* About this exercise *
Provide the number of lines in the entries below containing "mention", with no further words.

* Excerpted records *
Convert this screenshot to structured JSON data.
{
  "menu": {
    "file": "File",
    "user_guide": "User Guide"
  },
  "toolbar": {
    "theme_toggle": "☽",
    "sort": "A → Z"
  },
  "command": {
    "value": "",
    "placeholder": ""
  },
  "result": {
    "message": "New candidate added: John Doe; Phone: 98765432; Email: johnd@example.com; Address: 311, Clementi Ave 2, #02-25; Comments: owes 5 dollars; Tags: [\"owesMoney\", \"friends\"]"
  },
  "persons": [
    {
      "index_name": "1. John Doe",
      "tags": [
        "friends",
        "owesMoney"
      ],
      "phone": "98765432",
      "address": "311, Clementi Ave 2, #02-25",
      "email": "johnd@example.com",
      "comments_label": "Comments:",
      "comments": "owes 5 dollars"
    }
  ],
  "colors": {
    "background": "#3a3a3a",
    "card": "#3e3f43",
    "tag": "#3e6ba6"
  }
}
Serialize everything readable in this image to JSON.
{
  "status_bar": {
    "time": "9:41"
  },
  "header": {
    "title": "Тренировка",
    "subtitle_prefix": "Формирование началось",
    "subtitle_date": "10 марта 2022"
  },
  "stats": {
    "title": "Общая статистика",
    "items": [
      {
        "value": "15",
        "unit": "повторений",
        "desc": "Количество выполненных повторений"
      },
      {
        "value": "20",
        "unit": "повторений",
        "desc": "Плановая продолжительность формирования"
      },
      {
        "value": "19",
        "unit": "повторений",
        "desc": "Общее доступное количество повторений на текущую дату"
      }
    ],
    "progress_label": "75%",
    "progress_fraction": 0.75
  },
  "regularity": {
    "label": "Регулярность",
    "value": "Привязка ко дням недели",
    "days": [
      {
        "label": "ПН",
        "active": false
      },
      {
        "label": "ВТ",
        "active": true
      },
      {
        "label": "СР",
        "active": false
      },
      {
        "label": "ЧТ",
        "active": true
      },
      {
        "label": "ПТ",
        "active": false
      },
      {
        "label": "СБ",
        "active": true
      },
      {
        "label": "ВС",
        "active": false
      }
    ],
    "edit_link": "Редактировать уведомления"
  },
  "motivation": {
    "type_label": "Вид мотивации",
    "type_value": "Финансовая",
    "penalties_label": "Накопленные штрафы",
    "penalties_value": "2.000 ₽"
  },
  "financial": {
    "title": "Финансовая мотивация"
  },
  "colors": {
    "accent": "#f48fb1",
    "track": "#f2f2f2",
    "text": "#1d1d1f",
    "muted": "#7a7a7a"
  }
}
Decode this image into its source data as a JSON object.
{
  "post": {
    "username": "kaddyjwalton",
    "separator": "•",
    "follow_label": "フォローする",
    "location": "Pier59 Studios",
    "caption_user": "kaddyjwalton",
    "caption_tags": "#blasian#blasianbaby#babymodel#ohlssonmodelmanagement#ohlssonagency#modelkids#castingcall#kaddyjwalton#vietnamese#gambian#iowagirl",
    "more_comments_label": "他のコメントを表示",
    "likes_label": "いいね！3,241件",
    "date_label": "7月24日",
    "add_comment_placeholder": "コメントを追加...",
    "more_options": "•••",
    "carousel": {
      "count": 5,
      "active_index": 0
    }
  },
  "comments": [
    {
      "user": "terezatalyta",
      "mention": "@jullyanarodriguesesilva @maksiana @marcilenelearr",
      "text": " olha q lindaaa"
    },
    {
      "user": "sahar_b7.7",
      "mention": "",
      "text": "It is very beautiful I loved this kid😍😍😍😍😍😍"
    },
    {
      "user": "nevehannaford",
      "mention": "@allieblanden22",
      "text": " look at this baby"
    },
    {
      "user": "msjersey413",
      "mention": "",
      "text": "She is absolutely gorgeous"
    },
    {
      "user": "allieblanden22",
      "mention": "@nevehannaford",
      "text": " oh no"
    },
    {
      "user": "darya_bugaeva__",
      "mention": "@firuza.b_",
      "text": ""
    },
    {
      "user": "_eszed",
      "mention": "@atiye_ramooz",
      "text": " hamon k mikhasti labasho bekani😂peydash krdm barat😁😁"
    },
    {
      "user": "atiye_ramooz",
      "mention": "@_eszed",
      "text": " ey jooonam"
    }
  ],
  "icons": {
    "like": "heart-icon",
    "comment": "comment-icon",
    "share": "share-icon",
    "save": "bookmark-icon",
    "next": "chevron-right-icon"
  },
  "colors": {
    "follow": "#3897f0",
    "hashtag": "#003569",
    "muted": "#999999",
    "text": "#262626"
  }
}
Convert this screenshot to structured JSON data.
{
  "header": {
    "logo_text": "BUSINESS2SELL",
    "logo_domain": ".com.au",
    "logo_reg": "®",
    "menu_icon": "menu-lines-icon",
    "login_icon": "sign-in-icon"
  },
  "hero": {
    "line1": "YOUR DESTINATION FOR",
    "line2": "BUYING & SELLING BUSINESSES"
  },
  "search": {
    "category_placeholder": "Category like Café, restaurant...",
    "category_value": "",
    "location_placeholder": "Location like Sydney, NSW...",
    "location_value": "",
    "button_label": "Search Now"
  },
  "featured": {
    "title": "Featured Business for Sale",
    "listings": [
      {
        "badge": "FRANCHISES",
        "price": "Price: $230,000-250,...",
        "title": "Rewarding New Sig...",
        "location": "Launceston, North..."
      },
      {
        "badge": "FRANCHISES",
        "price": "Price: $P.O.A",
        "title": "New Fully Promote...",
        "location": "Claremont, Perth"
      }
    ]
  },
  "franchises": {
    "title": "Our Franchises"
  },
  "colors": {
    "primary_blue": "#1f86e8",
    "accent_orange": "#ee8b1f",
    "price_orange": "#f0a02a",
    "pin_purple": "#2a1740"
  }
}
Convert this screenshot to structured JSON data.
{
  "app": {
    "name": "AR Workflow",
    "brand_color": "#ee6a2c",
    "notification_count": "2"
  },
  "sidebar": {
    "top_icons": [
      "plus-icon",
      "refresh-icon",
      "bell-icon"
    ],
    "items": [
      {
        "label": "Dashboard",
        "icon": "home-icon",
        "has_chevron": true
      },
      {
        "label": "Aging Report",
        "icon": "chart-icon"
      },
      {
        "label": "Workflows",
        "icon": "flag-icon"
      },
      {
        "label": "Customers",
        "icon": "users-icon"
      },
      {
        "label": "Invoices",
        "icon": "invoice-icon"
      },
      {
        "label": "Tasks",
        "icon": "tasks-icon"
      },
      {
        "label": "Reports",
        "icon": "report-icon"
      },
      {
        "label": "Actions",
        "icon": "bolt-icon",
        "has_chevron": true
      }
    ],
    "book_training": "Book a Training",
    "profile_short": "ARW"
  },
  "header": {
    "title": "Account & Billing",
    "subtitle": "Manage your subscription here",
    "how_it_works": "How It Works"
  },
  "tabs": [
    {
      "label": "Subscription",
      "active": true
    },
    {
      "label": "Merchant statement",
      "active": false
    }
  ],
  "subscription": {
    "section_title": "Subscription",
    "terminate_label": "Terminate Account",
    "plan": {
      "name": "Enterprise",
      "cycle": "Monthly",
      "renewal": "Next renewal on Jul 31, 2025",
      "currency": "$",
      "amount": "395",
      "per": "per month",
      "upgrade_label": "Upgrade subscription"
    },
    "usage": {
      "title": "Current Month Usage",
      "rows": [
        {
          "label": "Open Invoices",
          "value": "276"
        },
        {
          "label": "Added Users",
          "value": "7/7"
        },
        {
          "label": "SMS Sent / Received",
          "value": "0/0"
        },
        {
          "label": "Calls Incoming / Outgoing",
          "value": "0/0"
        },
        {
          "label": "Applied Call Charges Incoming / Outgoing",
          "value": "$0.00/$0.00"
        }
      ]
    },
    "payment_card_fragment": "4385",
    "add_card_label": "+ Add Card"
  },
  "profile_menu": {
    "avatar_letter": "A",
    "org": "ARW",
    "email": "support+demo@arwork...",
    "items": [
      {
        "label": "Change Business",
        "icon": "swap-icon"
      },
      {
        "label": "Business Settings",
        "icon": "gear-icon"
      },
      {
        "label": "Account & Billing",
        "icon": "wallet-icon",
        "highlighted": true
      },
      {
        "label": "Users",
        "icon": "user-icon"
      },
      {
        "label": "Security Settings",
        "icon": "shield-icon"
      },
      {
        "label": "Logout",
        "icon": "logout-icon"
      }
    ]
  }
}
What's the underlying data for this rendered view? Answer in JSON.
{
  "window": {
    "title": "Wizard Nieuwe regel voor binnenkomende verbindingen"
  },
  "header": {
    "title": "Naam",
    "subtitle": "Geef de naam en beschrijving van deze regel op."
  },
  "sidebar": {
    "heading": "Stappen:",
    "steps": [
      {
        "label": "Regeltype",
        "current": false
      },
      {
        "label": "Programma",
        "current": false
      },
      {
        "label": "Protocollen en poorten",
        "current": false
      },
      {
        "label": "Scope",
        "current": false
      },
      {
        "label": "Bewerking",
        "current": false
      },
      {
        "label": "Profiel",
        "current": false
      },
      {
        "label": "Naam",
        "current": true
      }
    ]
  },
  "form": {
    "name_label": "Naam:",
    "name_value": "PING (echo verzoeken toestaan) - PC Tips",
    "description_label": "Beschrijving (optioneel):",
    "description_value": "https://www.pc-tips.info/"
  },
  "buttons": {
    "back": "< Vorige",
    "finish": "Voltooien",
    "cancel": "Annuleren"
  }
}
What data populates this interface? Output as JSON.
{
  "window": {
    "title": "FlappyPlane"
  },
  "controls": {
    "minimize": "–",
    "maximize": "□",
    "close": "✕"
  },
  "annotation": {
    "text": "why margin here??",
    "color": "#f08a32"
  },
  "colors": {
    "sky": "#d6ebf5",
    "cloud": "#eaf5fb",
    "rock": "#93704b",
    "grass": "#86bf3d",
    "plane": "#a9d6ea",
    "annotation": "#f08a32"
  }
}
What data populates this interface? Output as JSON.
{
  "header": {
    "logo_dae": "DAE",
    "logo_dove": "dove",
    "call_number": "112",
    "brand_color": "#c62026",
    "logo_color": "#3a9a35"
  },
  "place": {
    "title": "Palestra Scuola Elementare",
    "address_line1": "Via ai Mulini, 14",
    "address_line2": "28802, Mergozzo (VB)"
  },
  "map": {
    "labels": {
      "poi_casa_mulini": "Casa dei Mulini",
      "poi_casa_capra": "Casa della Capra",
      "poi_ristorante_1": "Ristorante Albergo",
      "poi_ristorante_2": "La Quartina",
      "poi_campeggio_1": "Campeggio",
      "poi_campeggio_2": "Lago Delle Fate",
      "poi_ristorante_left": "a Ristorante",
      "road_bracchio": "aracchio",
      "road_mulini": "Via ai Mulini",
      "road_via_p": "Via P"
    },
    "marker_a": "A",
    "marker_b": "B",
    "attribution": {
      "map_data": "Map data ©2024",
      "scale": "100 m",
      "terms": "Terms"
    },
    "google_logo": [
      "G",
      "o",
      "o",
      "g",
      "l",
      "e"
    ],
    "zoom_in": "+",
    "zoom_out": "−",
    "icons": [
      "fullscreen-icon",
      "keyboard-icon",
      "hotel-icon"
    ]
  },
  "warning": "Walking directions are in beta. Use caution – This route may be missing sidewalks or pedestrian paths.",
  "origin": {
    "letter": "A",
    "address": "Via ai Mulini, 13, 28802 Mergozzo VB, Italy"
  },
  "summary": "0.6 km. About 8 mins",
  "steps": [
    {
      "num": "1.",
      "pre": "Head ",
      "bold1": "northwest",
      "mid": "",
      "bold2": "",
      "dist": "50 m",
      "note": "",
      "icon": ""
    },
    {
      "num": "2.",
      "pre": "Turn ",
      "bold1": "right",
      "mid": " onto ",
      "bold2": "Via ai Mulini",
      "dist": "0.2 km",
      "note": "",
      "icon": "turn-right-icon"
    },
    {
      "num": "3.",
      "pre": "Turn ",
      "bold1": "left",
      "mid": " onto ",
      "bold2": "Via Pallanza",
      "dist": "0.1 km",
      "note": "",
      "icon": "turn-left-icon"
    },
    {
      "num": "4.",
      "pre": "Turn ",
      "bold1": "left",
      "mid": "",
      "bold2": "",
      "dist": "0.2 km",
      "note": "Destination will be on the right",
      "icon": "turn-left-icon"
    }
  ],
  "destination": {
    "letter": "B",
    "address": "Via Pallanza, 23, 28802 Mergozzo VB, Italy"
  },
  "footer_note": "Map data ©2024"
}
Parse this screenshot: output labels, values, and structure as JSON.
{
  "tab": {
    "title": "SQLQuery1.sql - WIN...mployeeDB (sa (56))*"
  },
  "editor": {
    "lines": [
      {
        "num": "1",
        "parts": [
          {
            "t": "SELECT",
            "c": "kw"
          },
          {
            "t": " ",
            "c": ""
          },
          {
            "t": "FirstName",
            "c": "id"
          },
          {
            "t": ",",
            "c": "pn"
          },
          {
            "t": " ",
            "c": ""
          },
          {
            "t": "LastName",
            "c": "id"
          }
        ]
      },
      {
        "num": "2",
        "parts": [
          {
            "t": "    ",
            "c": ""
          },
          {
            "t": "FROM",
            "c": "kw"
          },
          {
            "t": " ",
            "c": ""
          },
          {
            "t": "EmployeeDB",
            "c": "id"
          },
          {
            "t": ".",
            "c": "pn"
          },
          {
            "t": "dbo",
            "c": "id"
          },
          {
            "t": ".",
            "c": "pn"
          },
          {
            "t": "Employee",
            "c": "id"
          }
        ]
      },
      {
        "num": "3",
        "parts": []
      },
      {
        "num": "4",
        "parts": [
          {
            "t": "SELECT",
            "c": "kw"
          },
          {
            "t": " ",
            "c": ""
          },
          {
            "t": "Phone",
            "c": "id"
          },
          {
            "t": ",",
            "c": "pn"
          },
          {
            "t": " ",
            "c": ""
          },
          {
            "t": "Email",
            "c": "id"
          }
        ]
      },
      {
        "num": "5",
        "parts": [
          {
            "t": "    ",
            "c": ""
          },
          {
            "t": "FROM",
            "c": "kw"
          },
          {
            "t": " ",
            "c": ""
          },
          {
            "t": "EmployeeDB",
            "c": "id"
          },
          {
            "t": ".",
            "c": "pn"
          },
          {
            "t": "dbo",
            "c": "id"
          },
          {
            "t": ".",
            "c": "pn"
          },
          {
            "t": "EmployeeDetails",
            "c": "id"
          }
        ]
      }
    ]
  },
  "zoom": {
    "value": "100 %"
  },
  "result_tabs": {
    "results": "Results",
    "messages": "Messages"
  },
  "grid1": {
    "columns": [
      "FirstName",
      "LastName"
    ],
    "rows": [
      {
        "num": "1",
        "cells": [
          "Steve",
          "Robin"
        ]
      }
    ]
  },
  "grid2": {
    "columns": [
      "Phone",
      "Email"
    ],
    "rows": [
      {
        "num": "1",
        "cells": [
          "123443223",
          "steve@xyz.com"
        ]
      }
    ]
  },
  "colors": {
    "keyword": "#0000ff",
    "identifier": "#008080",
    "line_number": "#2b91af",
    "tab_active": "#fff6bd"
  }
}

* Written response *
8